## EXERCISE DETAILS
Pull every line holding the string "pair" from the records below.

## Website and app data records

%%

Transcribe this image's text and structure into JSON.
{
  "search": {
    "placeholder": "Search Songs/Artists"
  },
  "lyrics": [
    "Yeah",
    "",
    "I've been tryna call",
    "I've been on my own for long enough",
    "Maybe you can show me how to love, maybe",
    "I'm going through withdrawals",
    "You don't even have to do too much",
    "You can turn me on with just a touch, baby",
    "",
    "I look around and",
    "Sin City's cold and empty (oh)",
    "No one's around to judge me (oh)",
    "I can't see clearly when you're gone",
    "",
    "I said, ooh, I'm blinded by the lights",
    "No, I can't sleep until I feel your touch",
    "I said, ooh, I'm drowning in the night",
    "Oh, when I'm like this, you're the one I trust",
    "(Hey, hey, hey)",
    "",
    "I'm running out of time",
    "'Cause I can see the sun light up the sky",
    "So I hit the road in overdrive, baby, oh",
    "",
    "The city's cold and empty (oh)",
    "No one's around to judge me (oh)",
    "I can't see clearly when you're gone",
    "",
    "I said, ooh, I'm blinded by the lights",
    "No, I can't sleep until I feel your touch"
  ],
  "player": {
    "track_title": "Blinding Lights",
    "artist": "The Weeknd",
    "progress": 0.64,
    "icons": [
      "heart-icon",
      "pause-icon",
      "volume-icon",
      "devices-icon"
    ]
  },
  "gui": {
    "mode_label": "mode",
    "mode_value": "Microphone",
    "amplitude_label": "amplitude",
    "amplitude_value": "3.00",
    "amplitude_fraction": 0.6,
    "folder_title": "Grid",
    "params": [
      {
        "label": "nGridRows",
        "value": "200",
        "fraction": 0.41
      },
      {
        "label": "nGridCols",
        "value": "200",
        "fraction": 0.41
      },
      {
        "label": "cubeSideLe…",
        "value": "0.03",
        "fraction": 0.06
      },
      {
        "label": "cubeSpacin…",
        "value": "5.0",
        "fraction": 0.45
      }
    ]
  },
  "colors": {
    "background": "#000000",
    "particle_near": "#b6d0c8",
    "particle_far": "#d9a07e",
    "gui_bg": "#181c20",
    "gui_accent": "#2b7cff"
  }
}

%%
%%

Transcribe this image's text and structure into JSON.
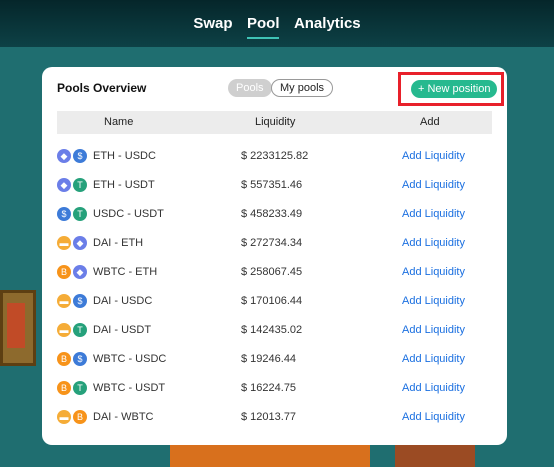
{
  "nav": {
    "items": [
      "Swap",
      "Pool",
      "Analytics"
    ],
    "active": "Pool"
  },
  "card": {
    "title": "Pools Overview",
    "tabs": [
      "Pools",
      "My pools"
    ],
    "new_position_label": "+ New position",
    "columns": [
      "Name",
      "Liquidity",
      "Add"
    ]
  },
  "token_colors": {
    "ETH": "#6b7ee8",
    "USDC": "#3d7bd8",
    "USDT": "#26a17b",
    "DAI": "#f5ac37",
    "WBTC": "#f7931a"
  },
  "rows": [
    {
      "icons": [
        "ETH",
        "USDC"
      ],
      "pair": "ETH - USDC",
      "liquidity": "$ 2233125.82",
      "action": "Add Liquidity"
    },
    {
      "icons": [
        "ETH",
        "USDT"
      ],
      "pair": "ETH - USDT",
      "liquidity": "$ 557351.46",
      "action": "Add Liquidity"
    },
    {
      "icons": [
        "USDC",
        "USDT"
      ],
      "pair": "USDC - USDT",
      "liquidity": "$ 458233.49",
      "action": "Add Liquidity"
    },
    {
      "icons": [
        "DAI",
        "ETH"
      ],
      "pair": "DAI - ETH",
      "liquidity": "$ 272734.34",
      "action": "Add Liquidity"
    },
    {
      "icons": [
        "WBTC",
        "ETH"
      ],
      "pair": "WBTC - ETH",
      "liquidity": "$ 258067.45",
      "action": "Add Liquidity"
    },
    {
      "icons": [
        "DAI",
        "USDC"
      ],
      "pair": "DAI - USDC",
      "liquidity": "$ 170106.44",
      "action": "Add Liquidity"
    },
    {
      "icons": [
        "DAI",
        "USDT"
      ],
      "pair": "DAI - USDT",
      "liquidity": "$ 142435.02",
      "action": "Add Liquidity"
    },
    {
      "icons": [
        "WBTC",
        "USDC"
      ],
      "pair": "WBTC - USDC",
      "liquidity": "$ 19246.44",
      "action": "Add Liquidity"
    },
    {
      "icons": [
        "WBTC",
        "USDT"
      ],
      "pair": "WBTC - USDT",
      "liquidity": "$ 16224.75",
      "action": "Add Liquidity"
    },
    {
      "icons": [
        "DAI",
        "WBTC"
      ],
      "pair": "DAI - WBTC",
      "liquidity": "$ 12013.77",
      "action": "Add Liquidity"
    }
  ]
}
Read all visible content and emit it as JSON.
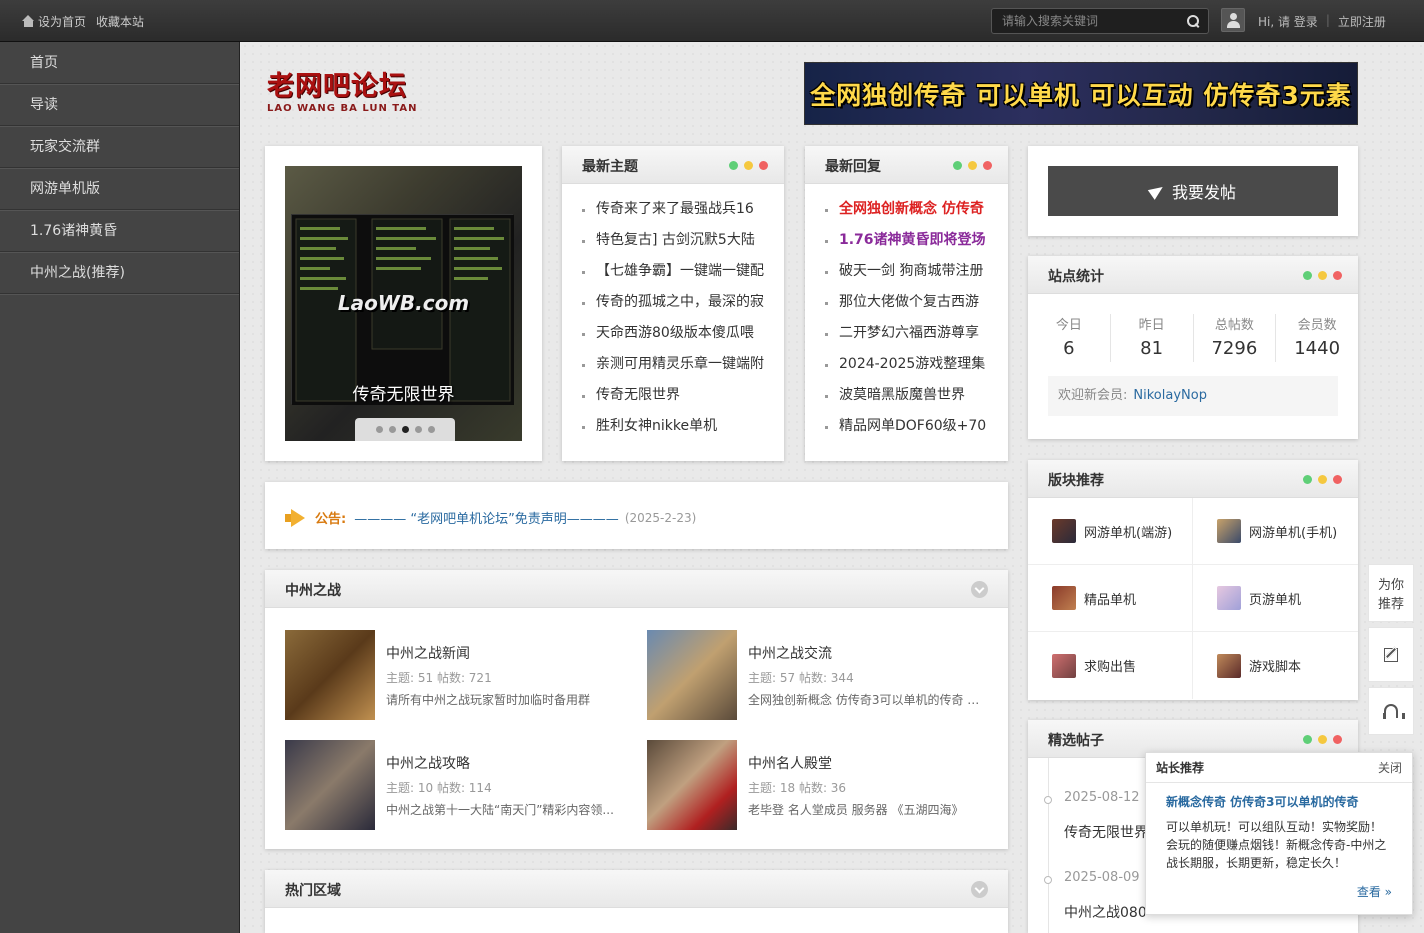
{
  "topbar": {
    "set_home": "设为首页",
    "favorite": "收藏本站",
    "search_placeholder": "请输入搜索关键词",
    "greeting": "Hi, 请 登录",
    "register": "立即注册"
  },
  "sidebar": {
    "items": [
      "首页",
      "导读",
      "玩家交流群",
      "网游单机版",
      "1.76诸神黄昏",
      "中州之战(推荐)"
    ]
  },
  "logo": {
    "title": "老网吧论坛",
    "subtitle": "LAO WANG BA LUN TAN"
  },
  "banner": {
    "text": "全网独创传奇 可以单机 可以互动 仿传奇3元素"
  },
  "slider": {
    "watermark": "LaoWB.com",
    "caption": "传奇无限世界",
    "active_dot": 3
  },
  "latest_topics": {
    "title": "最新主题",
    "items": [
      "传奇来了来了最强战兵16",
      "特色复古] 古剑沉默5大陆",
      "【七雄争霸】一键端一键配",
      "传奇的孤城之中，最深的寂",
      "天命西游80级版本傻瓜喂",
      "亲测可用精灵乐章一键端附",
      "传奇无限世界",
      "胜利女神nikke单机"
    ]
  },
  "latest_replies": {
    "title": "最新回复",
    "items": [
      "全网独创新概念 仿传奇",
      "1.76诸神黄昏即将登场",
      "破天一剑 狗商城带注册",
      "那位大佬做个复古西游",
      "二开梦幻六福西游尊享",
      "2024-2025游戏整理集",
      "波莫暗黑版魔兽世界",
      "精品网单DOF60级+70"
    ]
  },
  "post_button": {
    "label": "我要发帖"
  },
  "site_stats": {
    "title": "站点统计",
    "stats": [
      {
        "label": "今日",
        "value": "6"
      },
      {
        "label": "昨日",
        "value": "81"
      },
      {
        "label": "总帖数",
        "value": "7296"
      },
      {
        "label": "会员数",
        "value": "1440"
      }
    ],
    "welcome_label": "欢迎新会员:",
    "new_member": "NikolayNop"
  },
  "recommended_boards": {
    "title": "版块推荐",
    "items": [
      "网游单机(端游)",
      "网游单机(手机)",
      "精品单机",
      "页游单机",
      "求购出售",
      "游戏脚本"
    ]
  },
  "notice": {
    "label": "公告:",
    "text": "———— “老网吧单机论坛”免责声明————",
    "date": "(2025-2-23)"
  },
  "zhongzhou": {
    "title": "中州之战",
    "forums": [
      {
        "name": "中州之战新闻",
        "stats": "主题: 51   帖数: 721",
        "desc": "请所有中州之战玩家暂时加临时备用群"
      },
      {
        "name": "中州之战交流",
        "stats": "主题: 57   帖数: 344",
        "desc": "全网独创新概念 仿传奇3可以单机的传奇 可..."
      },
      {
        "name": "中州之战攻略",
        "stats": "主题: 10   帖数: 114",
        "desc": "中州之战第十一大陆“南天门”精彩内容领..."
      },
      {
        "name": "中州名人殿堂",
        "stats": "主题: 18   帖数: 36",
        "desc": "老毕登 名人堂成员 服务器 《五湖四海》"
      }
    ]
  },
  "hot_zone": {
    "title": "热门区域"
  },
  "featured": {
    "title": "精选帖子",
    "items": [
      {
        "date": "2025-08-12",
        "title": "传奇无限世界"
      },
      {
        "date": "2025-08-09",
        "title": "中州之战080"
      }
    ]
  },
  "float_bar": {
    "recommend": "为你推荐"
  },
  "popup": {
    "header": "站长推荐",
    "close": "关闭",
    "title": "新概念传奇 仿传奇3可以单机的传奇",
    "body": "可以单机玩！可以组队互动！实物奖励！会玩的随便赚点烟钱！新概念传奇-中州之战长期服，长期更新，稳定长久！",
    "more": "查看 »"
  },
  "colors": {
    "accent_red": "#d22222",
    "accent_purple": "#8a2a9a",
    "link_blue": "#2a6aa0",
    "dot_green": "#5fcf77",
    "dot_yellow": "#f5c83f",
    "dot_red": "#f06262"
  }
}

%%

## PROBLEM SOLUTION
      "pair": "ETH - USDC",
      "pair": "ETH - USDT",
      "pair": "USDC - USDT",
      "pair": "DAI - ETH",
      "pair": "WBTC - ETH",
      "pair": "DAI - USDC",
      "pair": "DAI - USDT",
      "pair": "WBTC - USDC",
      "pair": "WBTC - USDT",
      "pair": "DAI - WBTC",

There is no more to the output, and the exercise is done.